If your income is from social assistance, pensions, and disability, and if you do not have any assets, your creditors will not be in a position to do anything. In that case, filing bankruptcy may be unnecessary.
If you have smaller debts, your cash flow is appealing, or you have equity in your property, you can consolidate your debts and get a lower payment. Debt consolidation from National Debt Relief can be a good option which will work if you don’t add to the existing credit and your payments are affordable. Additionally, debt consolidation is a much-preferred option if you pay off the debt in a reasonable time.
Debt Management Plan
You may also consider the debt management plan as an alternative to filing bankruptcy. With this program, you’ll be in a position to negotiate a repayment plan to pay back 100 percent of your debt. This is a preferable approach as it allows you to repay your debt with interest relief, making it easier to complete it within a shorter period of time.

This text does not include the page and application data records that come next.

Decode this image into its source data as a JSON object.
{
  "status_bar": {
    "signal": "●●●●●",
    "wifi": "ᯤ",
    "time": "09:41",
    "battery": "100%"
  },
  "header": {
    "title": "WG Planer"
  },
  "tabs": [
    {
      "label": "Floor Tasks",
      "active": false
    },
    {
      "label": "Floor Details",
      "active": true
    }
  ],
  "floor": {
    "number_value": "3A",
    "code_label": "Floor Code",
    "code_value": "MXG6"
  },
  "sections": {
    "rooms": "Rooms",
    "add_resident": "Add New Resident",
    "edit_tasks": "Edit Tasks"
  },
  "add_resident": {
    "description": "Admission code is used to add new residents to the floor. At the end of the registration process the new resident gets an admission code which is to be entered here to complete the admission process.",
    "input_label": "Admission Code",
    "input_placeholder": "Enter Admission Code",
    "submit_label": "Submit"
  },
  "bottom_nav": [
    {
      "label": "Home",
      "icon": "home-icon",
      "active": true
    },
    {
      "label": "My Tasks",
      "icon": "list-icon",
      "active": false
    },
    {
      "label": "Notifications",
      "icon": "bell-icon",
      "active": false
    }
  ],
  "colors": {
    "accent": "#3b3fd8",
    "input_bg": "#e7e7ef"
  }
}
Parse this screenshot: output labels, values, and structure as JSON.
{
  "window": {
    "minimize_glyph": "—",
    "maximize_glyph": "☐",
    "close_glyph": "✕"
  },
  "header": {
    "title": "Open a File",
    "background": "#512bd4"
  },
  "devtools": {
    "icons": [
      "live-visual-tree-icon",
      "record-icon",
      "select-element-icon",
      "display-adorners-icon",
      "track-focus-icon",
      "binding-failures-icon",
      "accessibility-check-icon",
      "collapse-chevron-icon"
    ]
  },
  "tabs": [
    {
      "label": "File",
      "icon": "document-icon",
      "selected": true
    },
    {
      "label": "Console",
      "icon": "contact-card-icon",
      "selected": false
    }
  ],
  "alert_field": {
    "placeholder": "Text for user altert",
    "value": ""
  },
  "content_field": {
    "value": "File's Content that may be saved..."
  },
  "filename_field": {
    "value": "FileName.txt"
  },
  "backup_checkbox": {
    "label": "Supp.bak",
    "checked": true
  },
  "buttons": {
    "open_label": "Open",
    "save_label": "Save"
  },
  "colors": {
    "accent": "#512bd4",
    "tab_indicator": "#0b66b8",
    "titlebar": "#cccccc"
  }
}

If you have a debt that is higher than $10,000, a debt management plan may not be effective as it could lead to monthly payments which are expensive. If that is the case, a Consumer Proposal may be an excellent option for you. For instance, with a debt of $30,000, there is a possibility that a consumer proposal could result in payments that are as low as $200 every month for a period of four years. Although every situation differs, this is just an example of what this approach can do.
Understanding bankruptcy and deciding whether or not to file for one will depend on your situation and the impact that may have on you. It is important to always consult a financial expert and an attorney when you are thinking of filing bankruptcy so you can be guided on the best way to go about it.